The Lieutenant stepped forward and barked, “Mr. Smirnoff. This is not the time or place for you to be acting like this. I need you to go wash your hands and cuff up. I am giving you a direct order. You need to comply. We need to clean this cell and you need to be checked out. This behavior is unacceptable and gross. Stop eating your poo.”
And just like that, Mr. Smirnoff complied. He turned, having a brown stain in his underwear, and walked to his sink. He washed his hands and face and took a long sip of water. As he walked back towards the front of the cell, both hands were placed on his stomach. He kept groaning, “So, hungry.”
“Keep coming,” demanded the Lieutenant.
Mr. Smirnoff continued walking. As he reached the front window, the Lieutenant said, “You are going to need to cuff up. Do you understand?”
“Of course, no problem.”
I whispered, “Are you going to place your cuffs on his hands?”
“The cuffs can always be washed.”
Mr. Smirnoff began taping the window. He asked, “Can I ask the nurse a question?”
The Lieutenant glanced at me. I said, “I guess.” I stepped two very small steps closer.
Mr. Smirnoff said, “Are there any oatmeal cream pies left on commissary?”
I said, “What are you talking about?”
He pulled back the covers of his bed and revealed four empty plastic wrappers of oatmeal cream pies.
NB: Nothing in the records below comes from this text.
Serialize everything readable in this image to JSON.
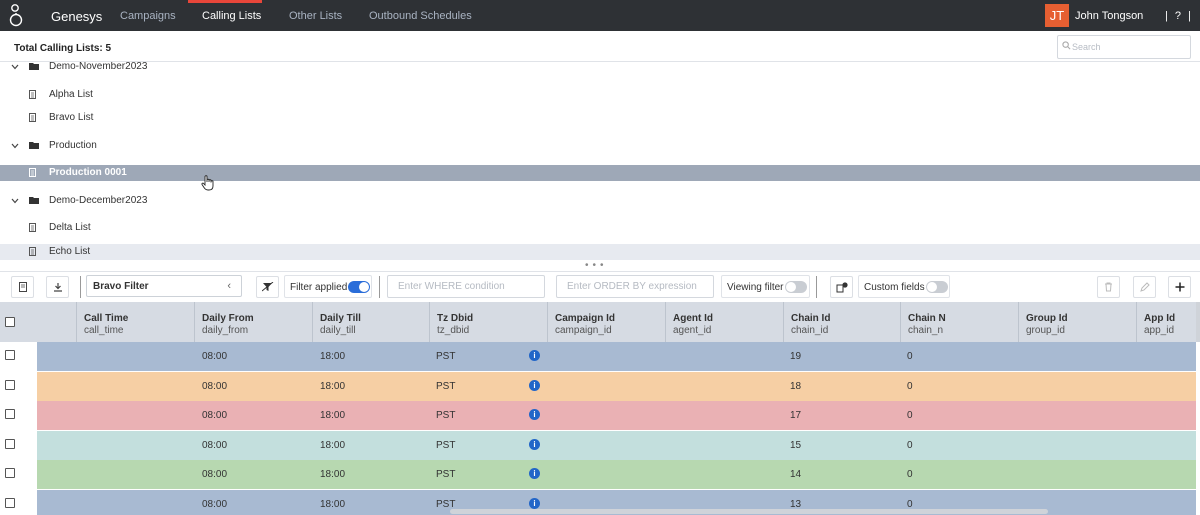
{
  "app": {
    "brand": "Genesys"
  },
  "nav": {
    "tabs": [
      {
        "label": "Campaigns",
        "active": false
      },
      {
        "label": "Calling Lists",
        "active": true
      },
      {
        "label": "Other Lists",
        "active": false
      },
      {
        "label": "Outbound Schedules",
        "active": false
      }
    ]
  },
  "user": {
    "initials": "JT",
    "name": "John Tongson",
    "help": "| ? |"
  },
  "list_panel": {
    "total": "Total Calling Lists: 5",
    "search_placeholder": "Search"
  },
  "tree": [
    {
      "type": "folder",
      "label": "Demo-November2023"
    },
    {
      "type": "list",
      "label": "Alpha List"
    },
    {
      "type": "list",
      "label": "Bravo List"
    },
    {
      "type": "folder",
      "label": "Production"
    },
    {
      "type": "list",
      "label": "Production 0001",
      "selected": true
    },
    {
      "type": "folder",
      "label": "Demo-December2023"
    },
    {
      "type": "list",
      "label": "Delta List"
    },
    {
      "type": "list",
      "label": "Echo List",
      "highlighted": true
    }
  ],
  "toolbar": {
    "filter_value": "Bravo Filter",
    "filter_applied_label": "Filter applied",
    "filter_applied_on": true,
    "where_placeholder": "Enter WHERE condition",
    "order_placeholder": "Enter ORDER BY expression",
    "viewing_filter_label": "Viewing filter",
    "viewing_filter_on": false,
    "custom_fields_label": "Custom fields",
    "custom_fields_on": false
  },
  "grid": {
    "columns": [
      {
        "title": "Call Time",
        "field": "call_time"
      },
      {
        "title": "Daily From",
        "field": "daily_from"
      },
      {
        "title": "Daily Till",
        "field": "daily_till"
      },
      {
        "title": "Tz Dbid",
        "field": "tz_dbid"
      },
      {
        "title": "Campaign Id",
        "field": "campaign_id"
      },
      {
        "title": "Agent Id",
        "field": "agent_id"
      },
      {
        "title": "Chain Id",
        "field": "chain_id"
      },
      {
        "title": "Chain N",
        "field": "chain_n"
      },
      {
        "title": "Group Id",
        "field": "group_id"
      },
      {
        "title": "App Id",
        "field": "app_id"
      }
    ],
    "rows": [
      {
        "color": "#a8bad2",
        "daily_from": "08:00",
        "daily_till": "18:00",
        "tz": "PST",
        "chain_id": "19",
        "chain_n": "0"
      },
      {
        "color": "#f6cfa4",
        "daily_from": "08:00",
        "daily_till": "18:00",
        "tz": "PST",
        "chain_id": "18",
        "chain_n": "0"
      },
      {
        "color": "#eab1b4",
        "daily_from": "08:00",
        "daily_till": "18:00",
        "tz": "PST",
        "chain_id": "17",
        "chain_n": "0"
      },
      {
        "color": "#c3dfdd",
        "daily_from": "08:00",
        "daily_till": "18:00",
        "tz": "PST",
        "chain_id": "15",
        "chain_n": "0"
      },
      {
        "color": "#b7d8b0",
        "daily_from": "08:00",
        "daily_till": "18:00",
        "tz": "PST",
        "chain_id": "14",
        "chain_n": "0"
      },
      {
        "color": "#a8bad2",
        "daily_from": "08:00",
        "daily_till": "18:00",
        "tz": "PST",
        "chain_id": "13",
        "chain_n": "0"
      }
    ]
  }
}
He said, “I totally fooled you guys.” He took out another cream pie and unwrapped it. He ran to the faucet and poured water over the cream pie, and smashed it together. He returned to the front of the cell and pretended to eat it. He laughed harder than I’ve ever seen someone laugh. He added, “Did you think that I would really eat my own poop? I’m crazy, but not that crazy.” He took his chair and moved it to the center of the room. He stood on it and reaching up, twisted in the light bulb and the lights reappeared in the room.
The Lieutenant was furious. “Are you telling me that this entire thing was a joke?”
“And a darn good one. You should’ve seen your faces. Especially nurse Lucy. I thought you were going to have a heart attack.”
I still had my hand over my mouth in shock. My mouth was wide open. At first, I wasn’t sure if I believed him.
He finished by saying, “I really do need a shower now.” But this is the best prank in this jail ever.”